Multiplayer, which I’ve always thought of as one of CoH strengths (partially because the AI enemy isn’t the pointiest pin in the cushion, and partly because humans can be so damned sneaky), has gotten a slight retool. The object of multiplayer is still to capture and hold control points which provide you with resources to smite thy enemy, but in CoH1 the resources provided by the control points were fixed. This would often lead to extensive battles over one or a few specific control points that might be the only points on the map offering that resource, while other control points would see minimal skirmish activity. CoH2 allows the holder of some control points to change the resource provided, which makes every point on the map valuable, reducing the importance of any given one, and serves to sort of spread the battle out over the whole map. It’s an enormous strategic difference, and I can’t say as I’ve played either really enough to decide which one I like better.

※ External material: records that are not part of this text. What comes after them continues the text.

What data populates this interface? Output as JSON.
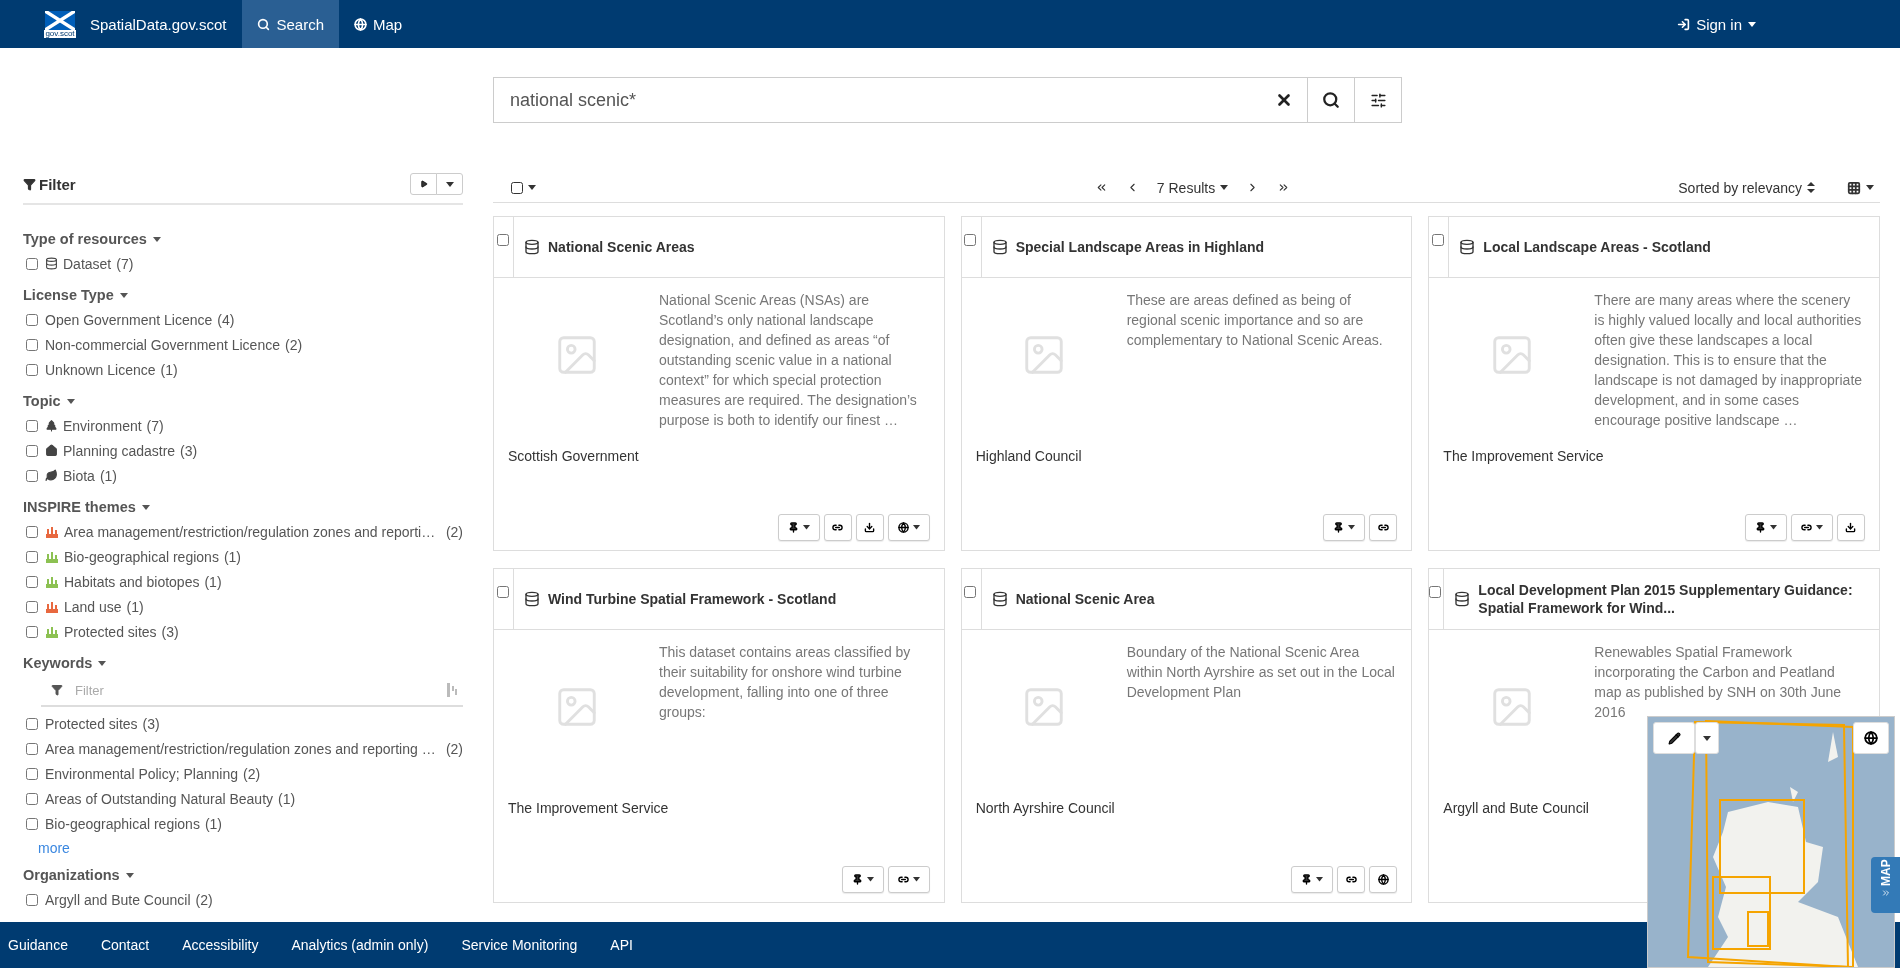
{
  "navbar": {
    "logo_text": "gov.scot",
    "brand": "SpatialData.gov.scot",
    "items": [
      {
        "label": "Search",
        "selected": true
      },
      {
        "label": "Map",
        "selected": false
      }
    ],
    "sign_in": "Sign in"
  },
  "search": {
    "value": "national scenic*"
  },
  "filter": {
    "title": "Filter",
    "facets": [
      {
        "title": "Type of resources",
        "items": [
          {
            "label": "Dataset",
            "count": "(7)",
            "kind": "dataset",
            "checked": false
          }
        ]
      },
      {
        "title": "License Type",
        "items": [
          {
            "label": "Open Government Licence",
            "count": "(4)",
            "checked": false
          },
          {
            "label": "Non-commercial Government Licence",
            "count": "(2)",
            "checked": false
          },
          {
            "label": "Unknown Licence",
            "count": "(1)",
            "checked": false
          }
        ]
      },
      {
        "title": "Topic",
        "items": [
          {
            "label": "Environment",
            "count": "(7)",
            "kind": "environment",
            "checked": false
          },
          {
            "label": "Planning cadastre",
            "count": "(3)",
            "kind": "planning",
            "checked": false
          },
          {
            "label": "Biota",
            "count": "(1)",
            "kind": "biota",
            "checked": false
          }
        ]
      },
      {
        "title": "INSPIRE themes",
        "items": [
          {
            "label": "Area management/restriction/regulation zones and reporti…",
            "count": "(2)",
            "kind": "management",
            "checked": false
          },
          {
            "label": "Bio-geographical regions",
            "count": "(1)",
            "kind": "biogeographical",
            "checked": false
          },
          {
            "label": "Habitats and biotopes",
            "count": "(1)",
            "kind": "habitats",
            "checked": false
          },
          {
            "label": "Land use",
            "count": "(1)",
            "kind": "landuse",
            "checked": false
          },
          {
            "label": "Protected sites",
            "count": "(3)",
            "kind": "protected",
            "checked": false
          }
        ]
      },
      {
        "title": "Keywords",
        "search_placeholder": "Filter",
        "items": [
          {
            "label": "Protected sites",
            "count": "(3)",
            "checked": false
          },
          {
            "label": "Area management/restriction/regulation zones and reporting …",
            "count": "(2)",
            "checked": false
          },
          {
            "label": "Environmental Policy; Planning",
            "count": "(2)",
            "checked": false
          },
          {
            "label": "Areas of Outstanding Natural Beauty",
            "count": "(1)",
            "checked": false
          },
          {
            "label": "Bio-geographical regions",
            "count": "(1)",
            "checked": false
          }
        ],
        "more": "more"
      },
      {
        "title": "Organizations",
        "items": [
          {
            "label": "Argyll and Bute Council",
            "count": "(2)",
            "checked": false
          }
        ]
      }
    ]
  },
  "results": {
    "select_all_checked": false,
    "count_label": "7 Results",
    "sort_label": "Sorted by relevancy",
    "cards": [
      {
        "title": "National Scenic Areas",
        "selected": false,
        "description": "National Scenic Areas (NSAs) are Scotland’s only national landscape designation, and defined as areas “of outstanding scenic value in a national context” for which special protection measures are required. The designation’s purpose is both to identify our finest …",
        "organization": "Scottish Government",
        "actions": [
          {
            "kind": "pin",
            "dropdown": true
          },
          {
            "kind": "link",
            "dropdown": false
          },
          {
            "kind": "download",
            "dropdown": false
          },
          {
            "kind": "globe",
            "dropdown": true
          }
        ]
      },
      {
        "title": "Special Landscape Areas in Highland",
        "selected": false,
        "description": "These are areas defined as being of regional scenic importance and so are complementary to National Scenic Areas.",
        "organization": "Highland Council",
        "actions": [
          {
            "kind": "pin",
            "dropdown": true
          },
          {
            "kind": "link",
            "dropdown": false
          }
        ]
      },
      {
        "title": "Local Landscape Areas - Scotland",
        "selected": false,
        "description": "There are many areas where the scenery is highly valued locally and local authorities often give these landscapes a local designation. This is to ensure that the landscape is not damaged by inappropriate development, and in some cases encourage positive landscape …",
        "organization": "The Improvement Service",
        "actions": [
          {
            "kind": "pin",
            "dropdown": true
          },
          {
            "kind": "link",
            "dropdown": true
          },
          {
            "kind": "download",
            "dropdown": false
          }
        ]
      },
      {
        "title": "Wind Turbine Spatial Framework - Scotland",
        "selected": false,
        "description": "This dataset contains areas classified by their suitability for onshore wind turbine development, falling into one of three groups:",
        "organization": "The Improvement Service",
        "actions": [
          {
            "kind": "pin",
            "dropdown": true
          },
          {
            "kind": "link",
            "dropdown": true
          }
        ]
      },
      {
        "title": "National Scenic Area",
        "selected": false,
        "description": "Boundary of the National Scenic Area within North Ayrshire as set out in the Local Development Plan",
        "organization": "North Ayrshire Council",
        "actions": [
          {
            "kind": "pin",
            "dropdown": true
          },
          {
            "kind": "link",
            "dropdown": false
          },
          {
            "kind": "globe",
            "dropdown": false
          }
        ]
      },
      {
        "title": "Local Development Plan 2015 Supplementary Guidance: Spatial Framework for Wind...",
        "selected": false,
        "description": "Renewables Spatial Framework incorporating the Carbon and Peatland map as published by SNH on 30th June 2016",
        "organization": "Argyll and Bute Council"
      }
    ]
  },
  "map_panel": {
    "tab_label": "MAP"
  },
  "footer": {
    "links": [
      "Guidance",
      "Contact",
      "Accessibility",
      "Analytics (admin only)",
      "Service Monitoring",
      "API"
    ]
  }
}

As a guy who has dim, but fond, memories of playing CoH1, CoH2 is more of pretty much the same. Sure, the weather effects could have been a little better thought out and if you’re counting on the tutorials to help orient you, you’re screwed, but there have been some nice unit tweaks (I really like the flamethrower – devastating!), and once you get past the first few campaign missions the rest is a ten hours or so of fine strategic action. I think people like me who enjoyed the first one may in the back of their minds complain a little about what exactly we waited seven years for, but the front of their minds will be having a pretty good time playing it.
Reviewed By: Phil Soletsky
This review is based on a digital copy of Company of Heroes 2 for the PC provided by Sega.